In desperation, we allowed Jeffrey to do the nonsense (-:) change of signs and... everything became like Newton intended it: a stable 3-d disk. It turned out Josh's phi and theta were not the spherical-coordinates phi & theta, his phi was actually theta+pi/2 not pi/2-theta! so given his (non-standard) definition of meridional axis pointing downward not upward, our equations had two out of a dozen signs in front of acceleration terms wrong --> non-conservation of angular momentum --> trouble on timescale of a few orbits.

We put the corrected code on cudak3 here:

cudak3[10]:~/cuda/projects/tau$ ls

3Ddisplay.h CUDA_pSim.sln movPos.h
a.out CUDA_pSim_vc90.sln movPos.h~ CUDA_pSim_vc90.suo particle.h CUDA_pSim_vc90.vcproj particle.h~
CUDA_pSim_gold.cpp CUDA_pSim_vc90.vcproj.Josh-PC.Josh.user vc90.pdb CUDA_pSim.vcproj forces.h

cudak3[11]:~/cuda/projects/tau$ a.out

size of each particle is 24 bytes

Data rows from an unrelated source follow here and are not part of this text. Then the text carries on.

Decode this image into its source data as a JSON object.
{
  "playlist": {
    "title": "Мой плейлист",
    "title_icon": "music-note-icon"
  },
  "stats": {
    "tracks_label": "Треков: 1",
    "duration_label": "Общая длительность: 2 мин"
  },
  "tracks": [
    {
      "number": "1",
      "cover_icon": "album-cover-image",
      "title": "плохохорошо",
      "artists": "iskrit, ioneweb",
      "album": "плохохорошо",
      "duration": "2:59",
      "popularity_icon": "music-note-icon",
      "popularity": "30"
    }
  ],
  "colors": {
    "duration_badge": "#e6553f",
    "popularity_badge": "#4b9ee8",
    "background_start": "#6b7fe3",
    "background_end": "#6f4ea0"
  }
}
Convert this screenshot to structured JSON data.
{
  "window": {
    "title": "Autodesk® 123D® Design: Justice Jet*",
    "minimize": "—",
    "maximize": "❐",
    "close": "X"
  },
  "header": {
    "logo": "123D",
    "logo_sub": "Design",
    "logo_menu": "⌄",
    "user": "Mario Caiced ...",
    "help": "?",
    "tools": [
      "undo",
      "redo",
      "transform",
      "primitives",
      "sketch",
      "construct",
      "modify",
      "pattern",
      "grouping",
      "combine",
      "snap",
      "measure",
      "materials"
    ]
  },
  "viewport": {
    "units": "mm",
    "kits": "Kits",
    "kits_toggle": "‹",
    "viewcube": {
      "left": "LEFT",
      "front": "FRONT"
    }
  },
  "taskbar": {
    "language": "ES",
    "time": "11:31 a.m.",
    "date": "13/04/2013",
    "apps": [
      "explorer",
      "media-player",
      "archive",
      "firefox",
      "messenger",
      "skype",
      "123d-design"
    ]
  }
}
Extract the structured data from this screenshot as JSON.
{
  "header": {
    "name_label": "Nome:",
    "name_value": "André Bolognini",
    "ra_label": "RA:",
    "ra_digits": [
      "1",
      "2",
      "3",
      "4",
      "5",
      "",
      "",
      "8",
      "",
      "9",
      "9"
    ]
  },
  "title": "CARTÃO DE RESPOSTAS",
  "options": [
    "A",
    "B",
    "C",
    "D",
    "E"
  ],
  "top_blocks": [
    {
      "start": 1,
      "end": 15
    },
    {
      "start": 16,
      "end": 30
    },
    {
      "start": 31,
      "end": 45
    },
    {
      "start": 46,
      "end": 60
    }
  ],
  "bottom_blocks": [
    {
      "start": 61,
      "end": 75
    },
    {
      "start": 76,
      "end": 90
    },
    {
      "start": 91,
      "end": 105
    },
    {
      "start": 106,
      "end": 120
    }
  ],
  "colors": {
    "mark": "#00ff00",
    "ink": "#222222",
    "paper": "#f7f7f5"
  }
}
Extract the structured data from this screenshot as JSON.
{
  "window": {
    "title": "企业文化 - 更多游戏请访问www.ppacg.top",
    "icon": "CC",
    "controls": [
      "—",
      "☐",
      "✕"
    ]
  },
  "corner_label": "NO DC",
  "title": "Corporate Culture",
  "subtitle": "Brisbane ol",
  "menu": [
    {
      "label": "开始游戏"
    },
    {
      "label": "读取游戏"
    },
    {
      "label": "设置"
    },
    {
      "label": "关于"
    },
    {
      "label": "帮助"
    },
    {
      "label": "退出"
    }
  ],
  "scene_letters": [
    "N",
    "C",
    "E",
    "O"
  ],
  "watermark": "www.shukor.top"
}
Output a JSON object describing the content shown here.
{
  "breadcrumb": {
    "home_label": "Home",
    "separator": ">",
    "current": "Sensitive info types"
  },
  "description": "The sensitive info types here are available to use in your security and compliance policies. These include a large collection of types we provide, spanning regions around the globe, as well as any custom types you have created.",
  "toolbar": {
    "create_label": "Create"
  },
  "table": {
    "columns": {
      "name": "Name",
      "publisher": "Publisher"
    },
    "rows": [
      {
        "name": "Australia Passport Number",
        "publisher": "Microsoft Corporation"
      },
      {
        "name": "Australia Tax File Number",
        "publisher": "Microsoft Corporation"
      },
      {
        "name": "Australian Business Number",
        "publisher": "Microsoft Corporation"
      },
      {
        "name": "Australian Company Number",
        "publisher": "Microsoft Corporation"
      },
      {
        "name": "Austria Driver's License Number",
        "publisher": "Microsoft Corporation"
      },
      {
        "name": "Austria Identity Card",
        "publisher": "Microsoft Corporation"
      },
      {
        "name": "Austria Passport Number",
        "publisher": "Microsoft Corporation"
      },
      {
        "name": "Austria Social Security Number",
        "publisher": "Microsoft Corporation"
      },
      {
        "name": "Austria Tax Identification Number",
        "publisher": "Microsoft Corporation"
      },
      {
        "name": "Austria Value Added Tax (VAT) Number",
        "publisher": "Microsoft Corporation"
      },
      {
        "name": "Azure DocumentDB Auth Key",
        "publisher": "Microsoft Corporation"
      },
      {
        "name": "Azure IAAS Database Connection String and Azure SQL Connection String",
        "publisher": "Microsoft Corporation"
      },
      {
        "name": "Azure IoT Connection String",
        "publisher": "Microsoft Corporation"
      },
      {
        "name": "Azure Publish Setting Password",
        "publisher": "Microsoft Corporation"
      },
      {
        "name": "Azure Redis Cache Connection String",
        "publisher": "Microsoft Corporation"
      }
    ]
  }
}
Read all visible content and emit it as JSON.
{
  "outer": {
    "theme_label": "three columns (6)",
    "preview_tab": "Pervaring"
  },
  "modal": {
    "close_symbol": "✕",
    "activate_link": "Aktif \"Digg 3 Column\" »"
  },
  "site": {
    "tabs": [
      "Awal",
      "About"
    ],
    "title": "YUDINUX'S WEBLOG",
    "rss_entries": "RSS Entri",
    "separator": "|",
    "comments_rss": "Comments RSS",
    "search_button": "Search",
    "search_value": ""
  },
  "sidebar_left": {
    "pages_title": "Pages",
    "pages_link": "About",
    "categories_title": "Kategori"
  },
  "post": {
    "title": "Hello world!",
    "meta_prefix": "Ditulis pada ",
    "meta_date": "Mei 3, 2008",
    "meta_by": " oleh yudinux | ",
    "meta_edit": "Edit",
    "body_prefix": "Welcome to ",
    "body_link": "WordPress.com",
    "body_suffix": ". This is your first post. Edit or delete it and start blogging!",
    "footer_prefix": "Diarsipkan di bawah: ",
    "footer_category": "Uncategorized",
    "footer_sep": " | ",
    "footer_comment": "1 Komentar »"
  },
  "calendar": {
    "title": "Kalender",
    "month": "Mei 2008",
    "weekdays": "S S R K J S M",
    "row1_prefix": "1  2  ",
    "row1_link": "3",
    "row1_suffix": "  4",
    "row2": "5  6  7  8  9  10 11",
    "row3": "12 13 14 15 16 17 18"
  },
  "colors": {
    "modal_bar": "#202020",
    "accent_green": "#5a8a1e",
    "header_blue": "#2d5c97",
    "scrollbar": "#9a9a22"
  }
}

Number of particles: 1000
Mass ratio (0 <>
minimum radius from solar mass (0.0 <>
Time step: .01
Npart=1000 u=1.000e-02 R_min=5.000e-01 dt=1.000e-02 h=2.500e-04 M=1.000e+05 G=1.000e-05
creating particle array with 1000 particles...
setting initial conditions for particle array...
creating optical thickness array with 4 slices on device...
optical thickness array created...
freeglut (a.out): Unable to create direct context rendering for window 'Particle Simulation'
This may hurt performance.
* * *
Interestingly, we did get openGL output on our remote machine (cudak2) from cudak3. It was very slow but it worked. Apparently, if you transfer data back to host from gpu device and then plot it with openGL, which is not the fastest way to do it, and you have the ssh -X ... connection to a cuda-capable machine, you can get you graphics served over internet. that's nice. All SDK demos fail to do it since they keep the frame buffer for plotting on the gpu runnig the calculation, and openGL extensions to somehow replicate the data on a remote client are not available, so demos print error messages and quit.
* * *
Next step: why is Josh's code running only ~500 particles (anything more and it refused to move the particles, the dsplay refreshed but the particles don't evolve in time)?
{Oh! I think I know. just as I was writing this I think I realized.. of course the max number must be 512, and 512 is the limit of threds per block
Maximum sizes of each dimension of a block: 512 x 512 x 64
Maximum sizes of each dimension of a grid: 65535 x 65535 x 1
Maximum sizes of each dimension of a block: 512 x 512 x 64
this is of course the output from cudak2[6]:~...C/bin/linux/release$ deviceQuery on the gtx280 cards }